Cat Chapin-Bishop is a member of the Mt. Toby Monthly Meeting of Friends. She earns her living teaching 9th-grade English, and maintains the blog Quaker Pagan Reflections together with her husband Peter.

Sunday, September 6, 2009

A Lamp Unto My Feet, A Light Unto My Path

When people learn I’m a Quaker, one of the first things they ask (after “Why don’t you wear black?”) is “How do Quakers feel about the Bible?”

“That,” I reply, “depends on the Quakers – or more specifically, the Quaker – you’re asking about.” Then I go on to explain that Evangelical Friends are very much like their Evangelical counterparts of other denominations and believe that the Bible is the inspired, inerrant Word of God. Then there are Quakers at the other end of the theological spectrum who have complete disdain for it, feeling it is completely outdated and worthless. And then there are those of us who fill in the middle of this spectrum – which is vast.

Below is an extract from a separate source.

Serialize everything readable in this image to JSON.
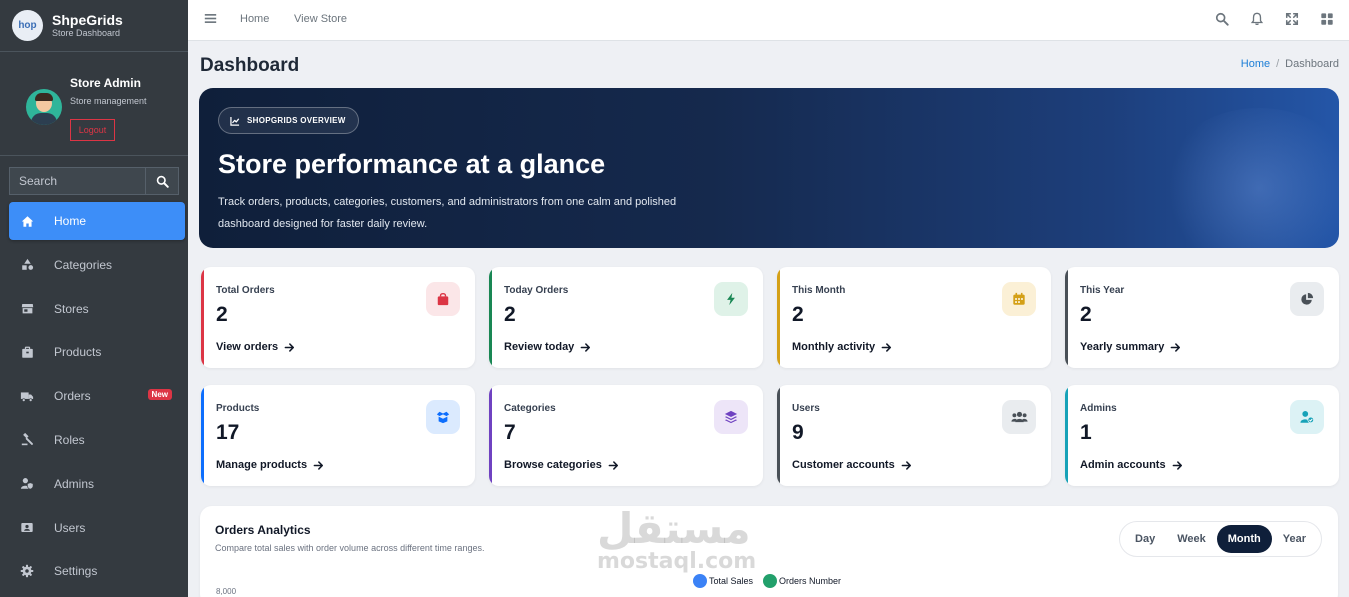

That said, I think it is those of us in this vast middle who struggle the most with reading the Bible and what it means for us. If we can, like one the end of Quaker faith maintains, disregard it as irrelevant, than there’s no struggle. Likewise, if it is seen as inspired and inerrant, that, too, narrows the surface on which to wrestle. I have heard some of my very Evangelical brothers and sisters in faith say “God said it (referring to the words of the Bible), I believe it, that settles it.”

I grew up among the very Evangelical Friends. And so I read the Bible and memorized huge chunks of it (my Catholic friends said they were pretty sure I did that because I was looking for a loophole). And the Bible remains a very important part of my faith as a Friend. I take it very seriously both as the story of God’s interaction with God’s people and as a guide for living.

Having said that though, even as a kid I struggled with the ways the Bible was to be a lamp unto my feet, a light unto my path (Psalm 119:105), because, frankly, some of it just didn’t make sense to me. And still doesn’t.

For example, as kids we were urged at church camp to pick “life verses.” A life verse was a piece of scripture that we would use to keep us faithful and on our way to being good Christian kids. Many of my young friends picked the standard ones – John 3:16 (For God so loved the world, that he gave his only begotten Son, that whosoever believeth in him should not perish, but have everlasting life) or Psalm 23 (The LORD is my shepherd; I shall not want.). Some, to prove they knew that the Bible was their beacon of faith chose Psalm 119:105 – “Thy word is a lamp unto my feet, and a light unto my path.” Others chose “For all have sinned, and come short of the glory of God” (Roman 3:23) or “The tongue also is a fire, a world of evil among the parts of the body. It corrupts the whole person, sets the whole course of his life on fire, and is itself set on fire by hell.” (James 3:6). These were kids that really struggled, at least from my vantage point, with the sin we heard about all the time. All our verses were from the King James Version, of course. If it was good enough for Moses, it was good enough for us.

My verse, in case you’re wondering, was a bit more obscure. It was I Chronicles 26:18. It reads, “At Parbar westward, four at the causeway, and two at Parbar.” Makes absolutely no sense as a life verse – or in some ways a Bible verse. When I was asked to recite my life verse I would do so dutifully and enjoy the blank looks and the hurried scrambling to see if that was really in the Bible. I guess I was a bad Quaker even back then.

But that verse was actually a good life verse for me precisely because it was so ambiguous and for the questions it raised. It allowed me space to wrestle with questions of faith and the role of scripture and all the other stuff.

So I wonder, as part of this sort of on-line Bible study, what verses – life or otherwise – have been important to you? And why? And how do you see the Bible? And why?

The Bible remains very important to me (though I don’t memorize it -- looking for loopholes or for edification – as much as I should). It does remain a lamp unto my feet and a light unto my path – even when I’m trying to puzzle it out.

-- Brent

Brent Bill is a Quaker minister, writer, and photographer. Learn more about him at www.brentbill.com or holyordinary.blogspot.com